Team Canada has finally arrived on the international stage. Behind Oklahoma City Thunder guard Shai Gilgeous-Alexander and new head coach Jordi Fernandez, they have likewise dominated their first three games. Playing in a somewhat tougher group than the United States, they already took out strong teams in France and Latvia.

With seven NBA players on Team Canada’s roster and the level of success they’ve had so far comes the question of whether Canada is actually the team to beat. It may seem unlikely at first but there is actually quite a lot to be said in favor of the Canadian team.

After years, decades even, of failing to put together successful men’s national basketball teams—over nine Olympics they have only ever won one medal, which was silver at the 1936 Olympics in Berlin—Canada finally put together a squad with great talent and chemistry.

Many of these players have competed with or against each other most of their lives and it shows on the international stage. They work well on defense and have a smooth offense, especially in transition. Part of that should obviously be attributed to the coaching staff and not only the players. Jordi Fernandez did not miss a beat taking over for Nick Nurse. He has the team looking extremely prepared and locked in on both ends of the floor.

As a result. The Canadians are taking the second most field goal attempts per game behind only Australia with 72.3. They also lead the tournament in scoring with 108 points per game and in field goal percentage, shooting 54.8 percent.

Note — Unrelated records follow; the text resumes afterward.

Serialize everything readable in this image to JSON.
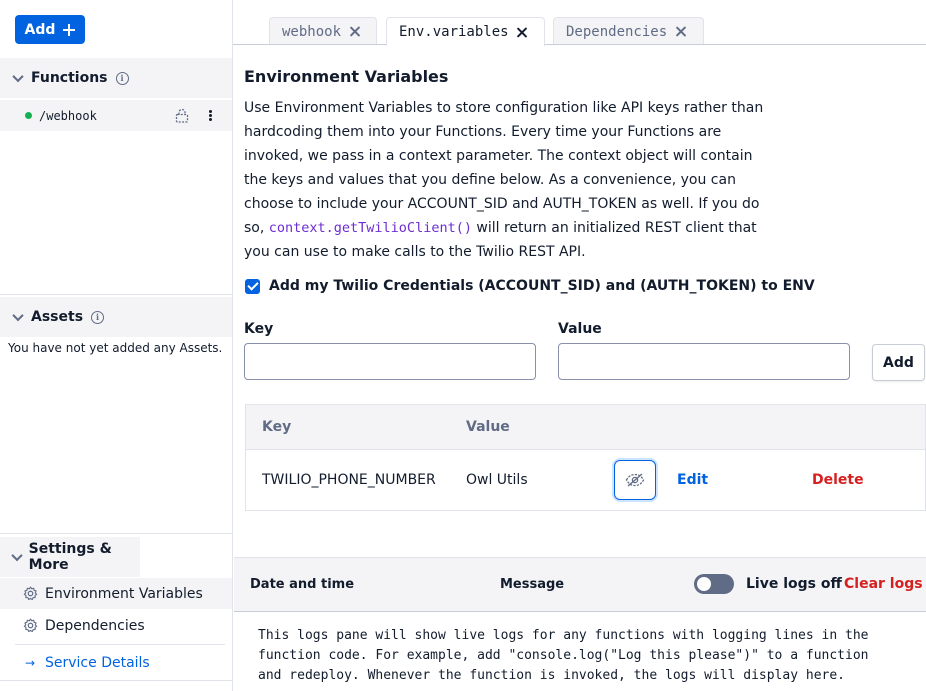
{
  "sidebar": {
    "add_label": "Add",
    "functions": {
      "title": "Functions",
      "items": [
        {
          "name": "/webhook",
          "status_color": "#14b053"
        }
      ]
    },
    "assets": {
      "title": "Assets",
      "empty_text": "You have not yet added any Assets."
    },
    "settings": {
      "title": "Settings & More",
      "items": [
        {
          "label": "Environment Variables",
          "icon": "gear-icon"
        },
        {
          "label": "Dependencies",
          "icon": "gear-icon"
        },
        {
          "label": "Service Details",
          "icon": "arrow-right-icon"
        }
      ]
    }
  },
  "tabs": [
    {
      "label": "webhook",
      "active": false
    },
    {
      "label": "Env.variables",
      "active": true
    },
    {
      "label": "Dependencies",
      "active": false
    }
  ],
  "env": {
    "title": "Environment Variables",
    "desc_before": "Use Environment Variables to store configuration like API keys rather than hardcoding them into your Functions. Every time your Functions are invoked, we pass in a context parameter. The context object will contain the keys and values that you define below. As a convenience, you can choose to include your ACCOUNT_SID and AUTH_TOKEN as well. If you do so, ",
    "desc_code": "context.getTwilioClient()",
    "desc_after": " will return an initialized REST client that you can use to make calls to the Twilio REST API.",
    "credentials_label": "Add my Twilio Credentials (ACCOUNT_SID) and (AUTH_TOKEN) to ENV",
    "credentials_checked": true,
    "key_label": "Key",
    "value_label": "Value",
    "key_value": "",
    "value_value": "",
    "add_label": "Add",
    "table": {
      "headers": {
        "key": "Key",
        "value": "Value"
      },
      "rows": [
        {
          "key": "TWILIO_PHONE_NUMBER",
          "value": "Owl Utils",
          "edit": "Edit",
          "delete": "Delete"
        }
      ]
    }
  },
  "logs": {
    "col_date": "Date and time",
    "col_message": "Message",
    "live_label": "Live logs off",
    "clear_label": "Clear logs",
    "body": "This logs pane will show live logs for any functions with logging lines in the function code. For example, add \"console.log(\"Log this please\")\" to a function and redeploy. Whenever the function is invoked, the logs will display here."
  },
  "colors": {
    "accent": "#0263e0",
    "danger": "#d61f1f",
    "success": "#14b053"
  }
}
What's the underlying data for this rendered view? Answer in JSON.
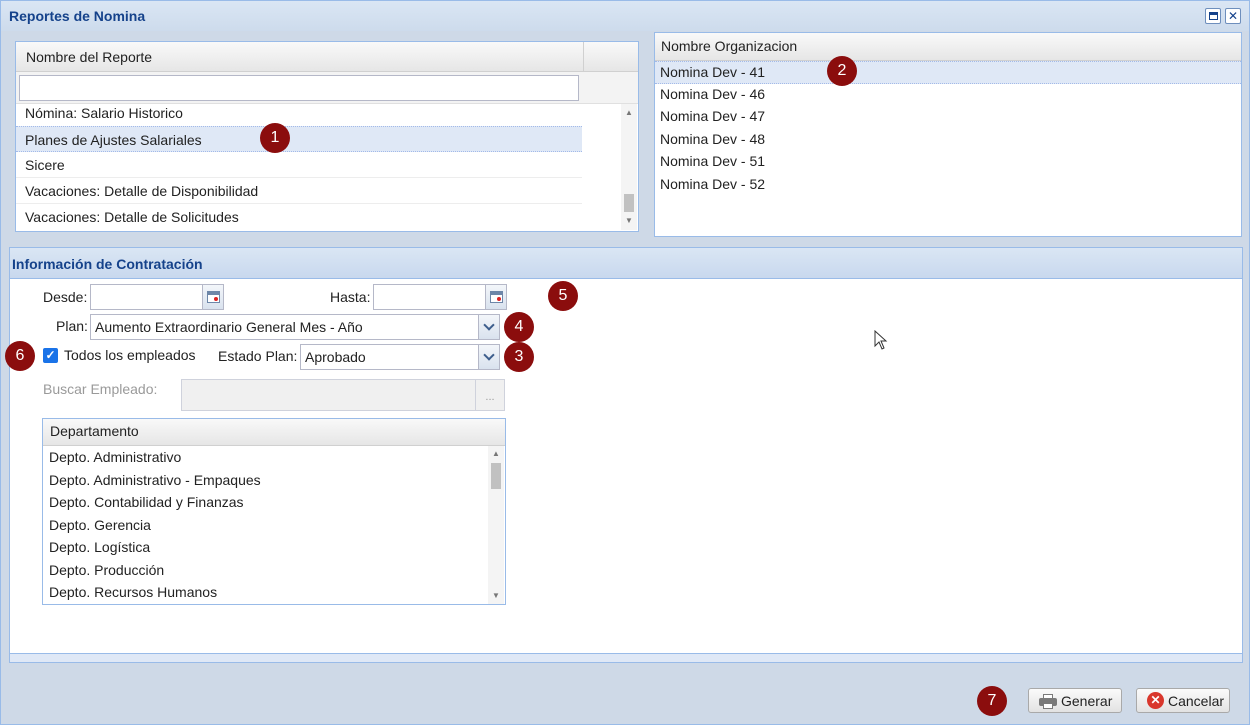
{
  "window": {
    "title": "Reportes de Nomina"
  },
  "reports_grid": {
    "header": "Nombre del Reporte",
    "filter_value": "",
    "rows": [
      "Nómina: Salario Historico",
      "Planes de Ajustes Salariales",
      "Sicere",
      "Vacaciones: Detalle de Disponibilidad",
      "Vacaciones: Detalle de Solicitudes"
    ],
    "selected": "Planes de Ajustes Salariales"
  },
  "org_grid": {
    "header": "Nombre Organizacion",
    "rows": [
      "Nomina Dev - 41",
      "Nomina Dev - 46",
      "Nomina Dev - 47",
      "Nomina Dev - 48",
      "Nomina Dev - 51",
      "Nomina Dev - 52"
    ],
    "selected": "Nomina Dev - 41"
  },
  "contract_info": {
    "title": "Información de Contratación",
    "desde_label": "Desde:",
    "desde_value": "",
    "hasta_label": "Hasta:",
    "hasta_value": "",
    "plan_label": "Plan:",
    "plan_value": "Aumento Extraordinario General Mes - Año",
    "todos_label": "Todos los empleados",
    "todos_checked": true,
    "estado_label": "Estado Plan:",
    "estado_value": "Aprobado",
    "buscar_label": "Buscar Empleado:",
    "buscar_value": "",
    "buscar_button": "..."
  },
  "dept_grid": {
    "header": "Departamento",
    "rows": [
      "Depto. Administrativo",
      "Depto. Administrativo - Empaques",
      "Depto. Contabilidad y Finanzas",
      "Depto. Gerencia",
      "Depto. Logística",
      "Depto. Producción",
      "Depto. Recursos Humanos"
    ]
  },
  "footer": {
    "generate_label": "Generar",
    "cancel_label": "Cancelar"
  },
  "markers": [
    "1",
    "2",
    "3",
    "4",
    "5",
    "6",
    "7"
  ],
  "icons": {
    "restore": "maximize-icon",
    "close": "close-icon",
    "calendar": "calendar-icon",
    "dropdown": "chevron-down-icon",
    "printer": "printer-icon",
    "cancel": "cancel-icon",
    "checkbox": "checkmark-icon"
  },
  "colors": {
    "title_text": "#15428b",
    "marker": "#8b0d0d",
    "selection": "#dfe8f6",
    "checkbox": "#1a73e8"
  }
}
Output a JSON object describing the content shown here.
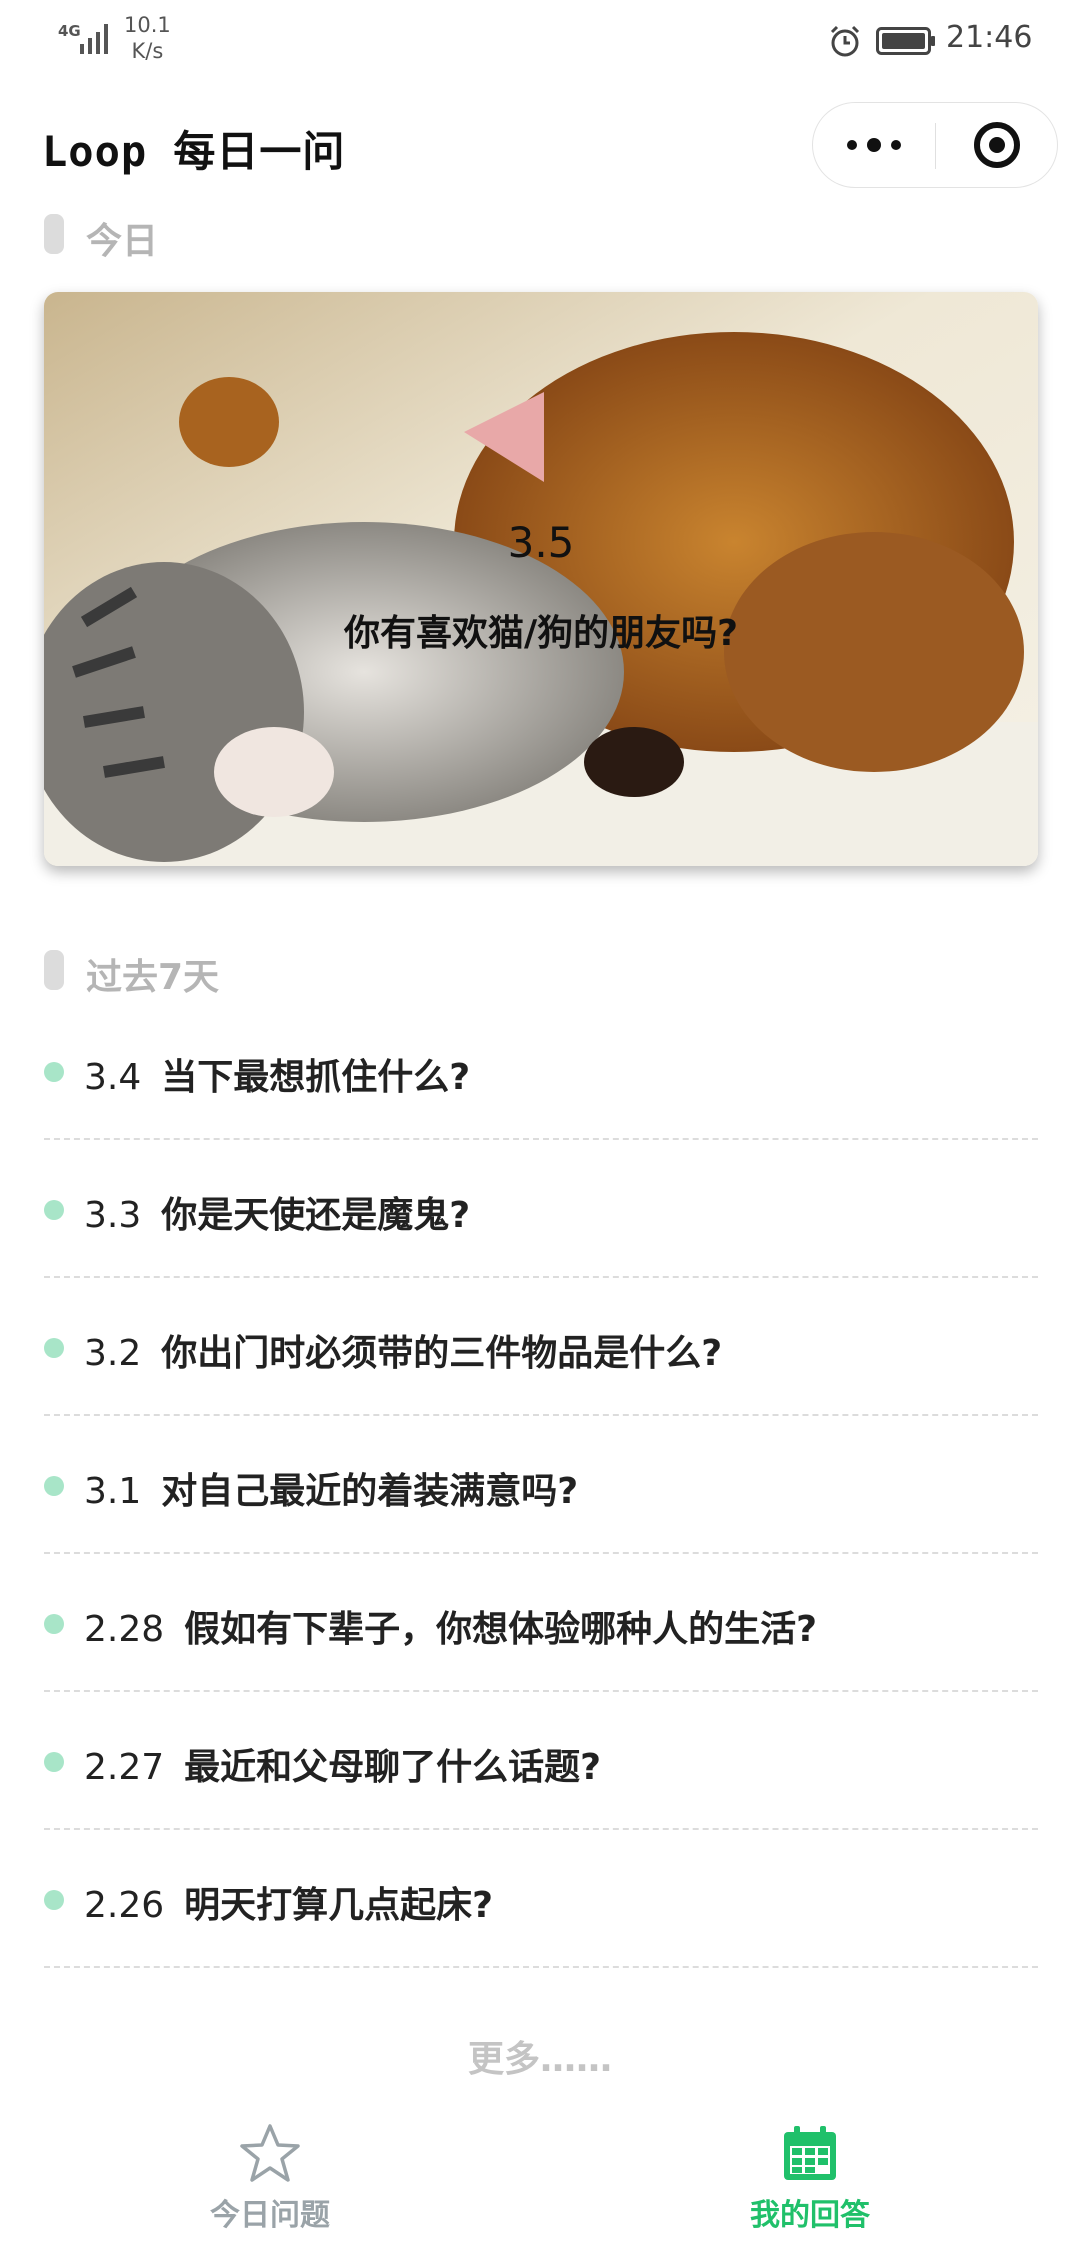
{
  "status_bar": {
    "network": "4G",
    "speed_value": "10.1",
    "speed_unit": "K/s",
    "time": "21:46"
  },
  "header": {
    "title": "Loop 每日一问"
  },
  "today": {
    "section_label": "今日",
    "date": "3.5",
    "question": "你有喜欢猫/狗的朋友吗?"
  },
  "past": {
    "section_label": "过去7天",
    "items": [
      {
        "date": "3.4",
        "question": "当下最想抓住什么?"
      },
      {
        "date": "3.3",
        "question": "你是天使还是魔鬼?"
      },
      {
        "date": "3.2",
        "question": "你出门时必须带的三件物品是什么?"
      },
      {
        "date": "3.1",
        "question": "对自己最近的着装满意吗?"
      },
      {
        "date": "2.28",
        "question": "假如有下辈子，你想体验哪种人的生活?"
      },
      {
        "date": "2.27",
        "question": "最近和父母聊了什么话题?"
      },
      {
        "date": "2.26",
        "question": "明天打算几点起床?"
      }
    ],
    "more_label": "更多……"
  },
  "tabs": {
    "today_label": "今日问题",
    "answers_label": "我的回答"
  },
  "colors": {
    "accent": "#20c06a",
    "dot": "#a8e5c8",
    "muted": "#b5b5b5"
  }
}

From behind the arc, they are shooting 42.9 percent which ranks second throughout the tournament so far. This makes them a tough team to beat and maybe even the team to beat on the way to a gold medal.

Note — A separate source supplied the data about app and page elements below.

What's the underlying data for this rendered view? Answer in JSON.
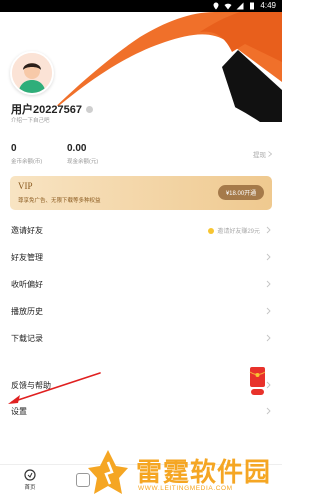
{
  "status_bar": {
    "time": "4:49"
  },
  "profile": {
    "username": "用户20227567",
    "intro": "介绍一下自己吧"
  },
  "stats": {
    "coins": {
      "value": "0",
      "label": "金币余额(币)"
    },
    "cash": {
      "value": "0.00",
      "label": "现金余额(元)"
    },
    "withdraw_label": "提现"
  },
  "vip": {
    "title": "VIP",
    "description": "尊享免广告、无限下载等多种权益",
    "button_label": "¥18.00开通"
  },
  "menu": {
    "items": [
      {
        "label": "邀请好友",
        "extra": "邀请好友赚29元"
      },
      {
        "label": "好友管理"
      },
      {
        "label": "收听偏好"
      },
      {
        "label": "播放历史"
      },
      {
        "label": "下载记录"
      },
      {
        "label": "反馈与帮助"
      },
      {
        "label": "设置"
      }
    ]
  },
  "tabbar": {
    "home_label": "首页"
  },
  "watermark": {
    "title": "雷霆软件园",
    "url": "WWW.LEITINGMEDIA.COM"
  },
  "colors": {
    "accent_orange": "#f0702a",
    "vip_gold": "#efc98f",
    "annotation_red": "#e02020",
    "watermark_orange": "#f5a623"
  }
}
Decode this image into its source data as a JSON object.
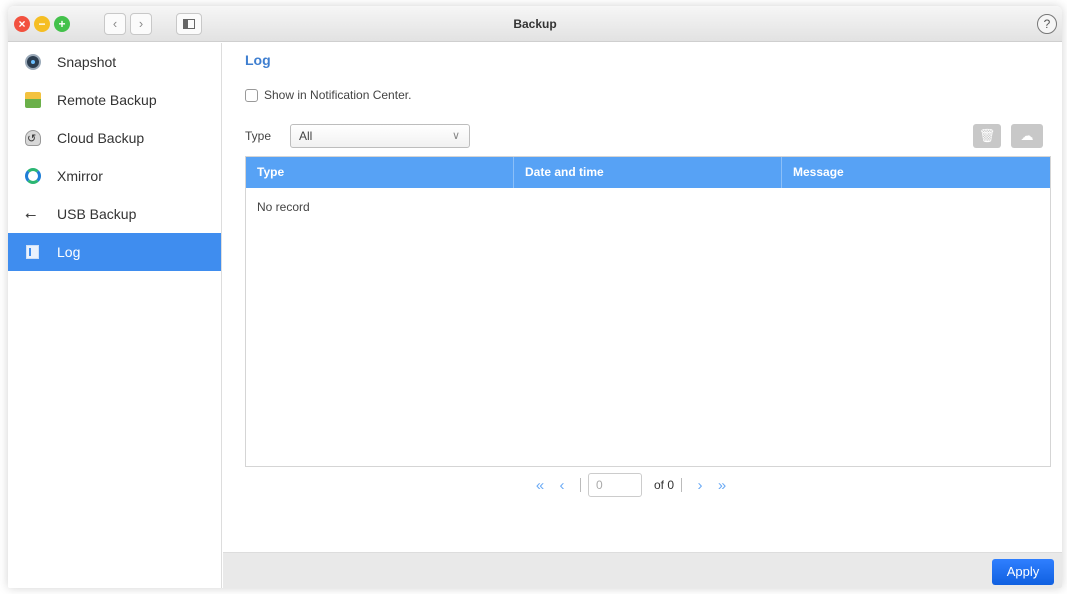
{
  "window": {
    "title": "Backup",
    "help_glyph": "?",
    "traffic": {
      "close": "×",
      "minimize": "−",
      "maximize": "+"
    },
    "nav": {
      "back": "‹",
      "forward": "›"
    }
  },
  "sidebar": {
    "items": [
      {
        "label": "Snapshot",
        "icon": "snapshot-icon"
      },
      {
        "label": "Remote Backup",
        "icon": "remote-backup-icon"
      },
      {
        "label": "Cloud Backup",
        "icon": "cloud-backup-icon"
      },
      {
        "label": "Xmirror",
        "icon": "xmirror-icon"
      },
      {
        "label": "USB Backup",
        "icon": "usb-icon"
      },
      {
        "label": "Log",
        "icon": "log-icon",
        "active": true
      }
    ]
  },
  "main": {
    "title": "Log",
    "notification_label": "Show in Notification Center.",
    "filter": {
      "label": "Type",
      "value": "All",
      "chevron": "∨"
    },
    "toolbar": {
      "delete_glyph": "🗑",
      "export_glyph": "☁"
    },
    "table": {
      "columns": [
        "Type",
        "Date and time",
        "Message"
      ],
      "empty_text": "No record"
    },
    "pager": {
      "first": "«",
      "prev": "‹",
      "page_value": "0",
      "of_text": "of 0",
      "next": "›",
      "last": "»"
    }
  },
  "footer": {
    "apply_label": "Apply"
  },
  "colors": {
    "accent": "#3f8def",
    "table_header": "#57a2f5",
    "apply_button": "#1f6ff0",
    "page_title": "#3f7fd0"
  }
}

To top that off, they are doing all this without Jamal Murray and Andrew Wiggins. Both are incredibly talented players, but the Canadians barely seem to miss them this summer. The reason for their success is simple: Shai Gilgeous-Alexander.

Apart from Luka Doncic, Gilgeous-Alexander is arguably the best player in the tournament and single-handedly turns Team Canada into a third-quarter scoring machine. Dominant third quarters have been their key to success and part of it is their ability to play stifling defense, especially on the wing. Everything else, however, is Gilgeous-Alexander. The Canadians outscore teams by an average of 14 points in the third quarter. Against both France and Latvia Gilgeous-Alexander outscored the opponents all by himself.

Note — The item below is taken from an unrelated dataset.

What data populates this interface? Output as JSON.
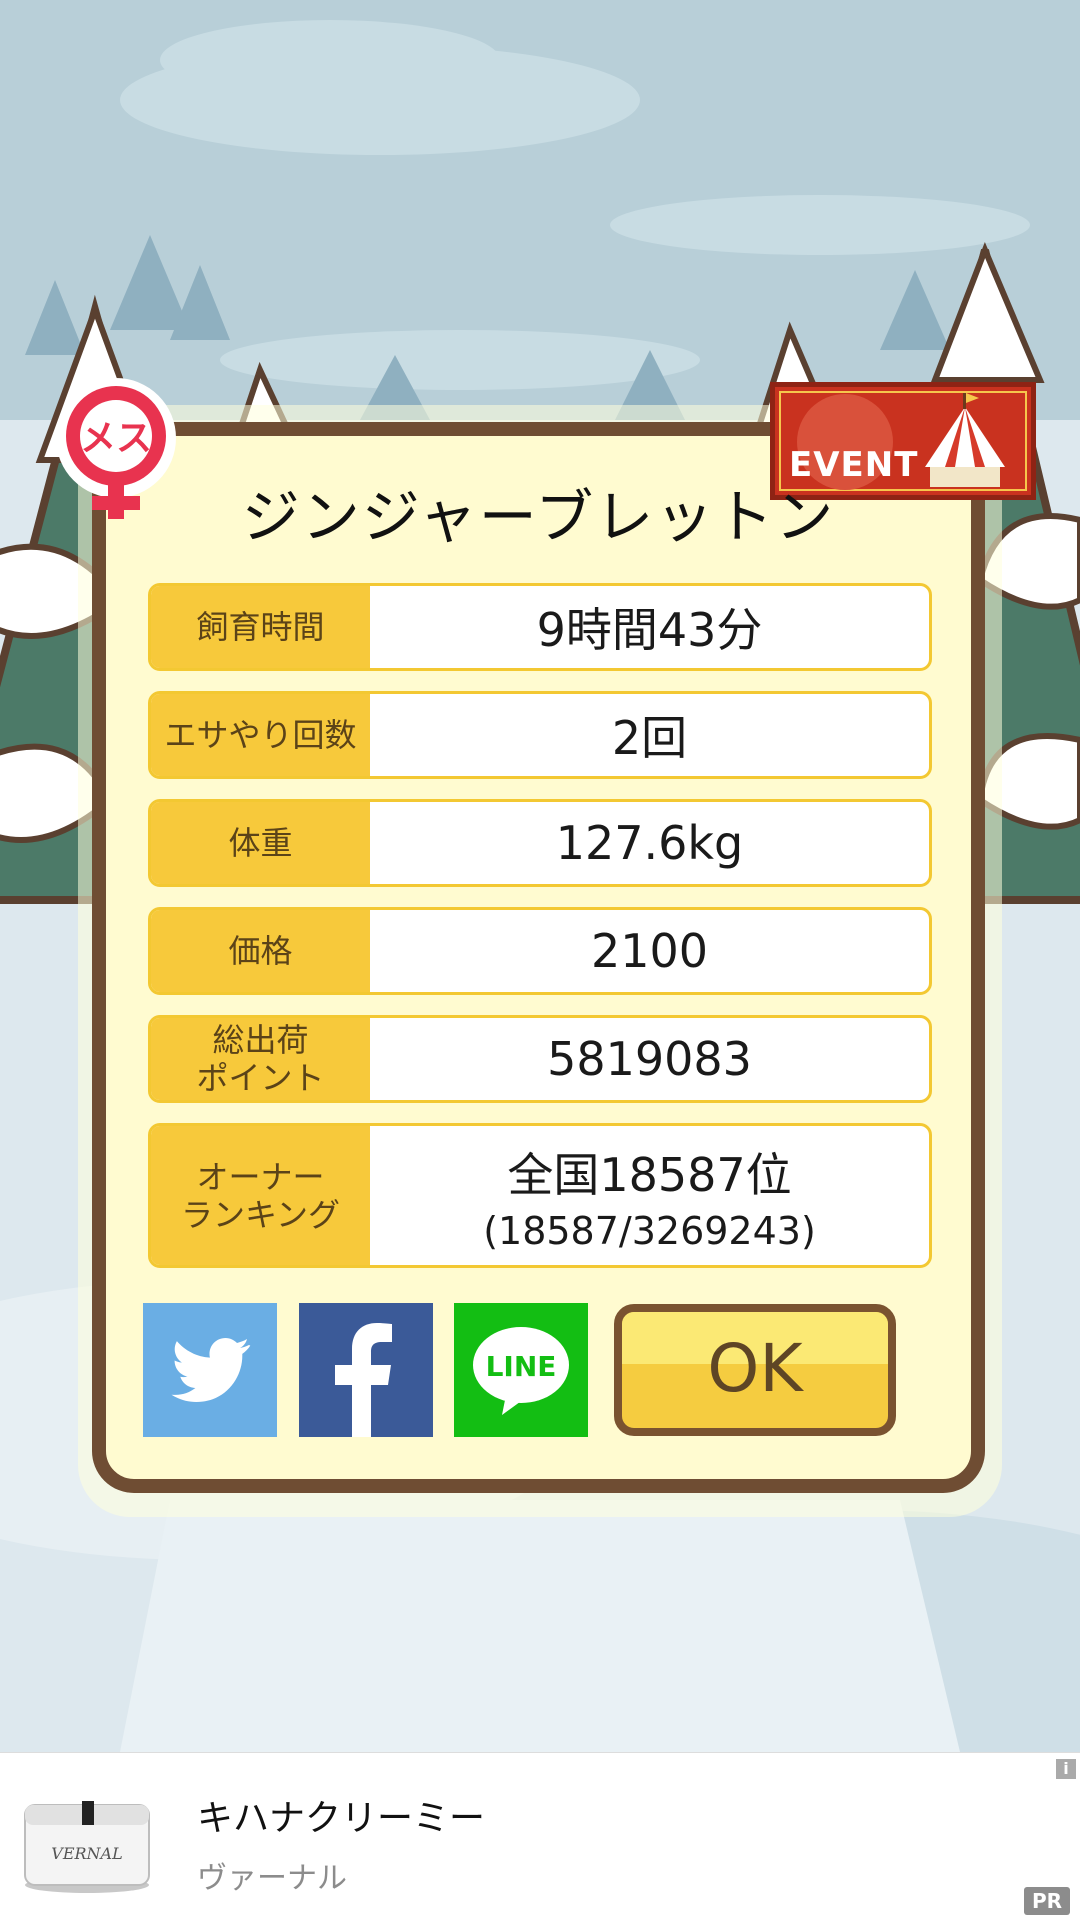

While the tournament is far from over, it does not seem like the Canadians are going to slow down anytime soon on their quest for a gold medal and they might just be the team standing in the way of any team that wants to win. An eventual showdown between Canada and the USA sounds like every basketball fan’s dream come true.